Problem details:
Every line from the one with "Decode this image" through the final line of the entries below should be returned exactly; leave out all other lines.

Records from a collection
──────────────────────────────

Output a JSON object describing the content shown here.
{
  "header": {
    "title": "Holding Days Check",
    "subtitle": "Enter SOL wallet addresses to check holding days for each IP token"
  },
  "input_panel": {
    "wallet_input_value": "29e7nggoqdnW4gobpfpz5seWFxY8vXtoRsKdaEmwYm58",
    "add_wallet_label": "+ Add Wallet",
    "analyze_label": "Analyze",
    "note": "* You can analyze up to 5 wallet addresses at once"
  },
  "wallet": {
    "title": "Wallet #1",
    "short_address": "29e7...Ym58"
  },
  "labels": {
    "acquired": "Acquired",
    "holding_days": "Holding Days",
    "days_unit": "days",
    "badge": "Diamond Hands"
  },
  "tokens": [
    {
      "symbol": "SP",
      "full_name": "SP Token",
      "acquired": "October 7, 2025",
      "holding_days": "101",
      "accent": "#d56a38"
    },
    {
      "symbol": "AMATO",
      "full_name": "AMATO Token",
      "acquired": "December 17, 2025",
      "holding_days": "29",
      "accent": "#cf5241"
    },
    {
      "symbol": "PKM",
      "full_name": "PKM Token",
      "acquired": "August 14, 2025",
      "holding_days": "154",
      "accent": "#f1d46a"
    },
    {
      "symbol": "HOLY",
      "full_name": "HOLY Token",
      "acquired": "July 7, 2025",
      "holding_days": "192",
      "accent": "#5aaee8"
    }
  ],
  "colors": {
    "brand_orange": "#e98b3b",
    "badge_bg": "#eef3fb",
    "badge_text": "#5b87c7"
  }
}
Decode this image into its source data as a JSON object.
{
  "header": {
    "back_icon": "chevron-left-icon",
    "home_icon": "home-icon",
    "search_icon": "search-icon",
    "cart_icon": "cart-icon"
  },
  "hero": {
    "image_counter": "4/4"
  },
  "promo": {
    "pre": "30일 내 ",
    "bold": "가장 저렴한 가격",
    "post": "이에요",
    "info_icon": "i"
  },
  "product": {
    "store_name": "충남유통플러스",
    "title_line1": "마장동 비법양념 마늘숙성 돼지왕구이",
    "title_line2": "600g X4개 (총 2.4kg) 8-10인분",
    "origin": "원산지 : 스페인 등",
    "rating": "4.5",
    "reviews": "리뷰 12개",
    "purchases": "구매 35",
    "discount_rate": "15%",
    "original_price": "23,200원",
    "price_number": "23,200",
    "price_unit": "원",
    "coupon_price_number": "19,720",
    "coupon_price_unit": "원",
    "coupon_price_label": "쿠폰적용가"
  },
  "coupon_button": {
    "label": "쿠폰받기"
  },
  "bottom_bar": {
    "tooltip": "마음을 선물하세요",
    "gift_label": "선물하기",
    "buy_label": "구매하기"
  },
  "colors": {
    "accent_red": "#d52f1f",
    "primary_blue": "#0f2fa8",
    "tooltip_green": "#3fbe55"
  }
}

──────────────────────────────

Answer to this problem:
Decode this image into its source data as a JSON object.
{
  "header": {
    "back_icon": "chevron-left-icon",
    "home_icon": "home-icon",
    "search_icon": "search-icon",
    "cart_icon": "cart-icon"
  },
  "hero": {
    "image_counter": "4/4"
  },
  "promo": {
    "pre": "30일 내 ",
    "bold": "가장 저렴한 가격",
    "post": "이에요",
    "info_icon": "i"
  },
  "product": {
    "store_name": "충남유통플러스",
    "title_line1": "마장동 비법양념 마늘숙성 돼지왕구이",
    "title_line2": "600g X4개 (총 2.4kg) 8-10인분",
    "origin": "원산지 : 스페인 등",
    "rating": "4.5",
    "reviews": "리뷰 12개",
    "purchases": "구매 35",
    "discount_rate": "15%",
    "original_price": "23,200원",
    "price_number": "23,200",
    "price_unit": "원",
    "coupon_price_number": "19,720",
    "coupon_price_unit": "원",
    "coupon_price_label": "쿠폰적용가"
  },
  "coupon_button": {
    "label": "쿠폰받기"
  },
  "bottom_bar": {
    "tooltip": "마음을 선물하세요",
    "gift_label": "선물하기",
    "buy_label": "구매하기"
  },
  "colors": {
    "accent_red": "#d52f1f",
    "primary_blue": "#0f2fa8",
    "tooltip_green": "#3fbe55"
  }
}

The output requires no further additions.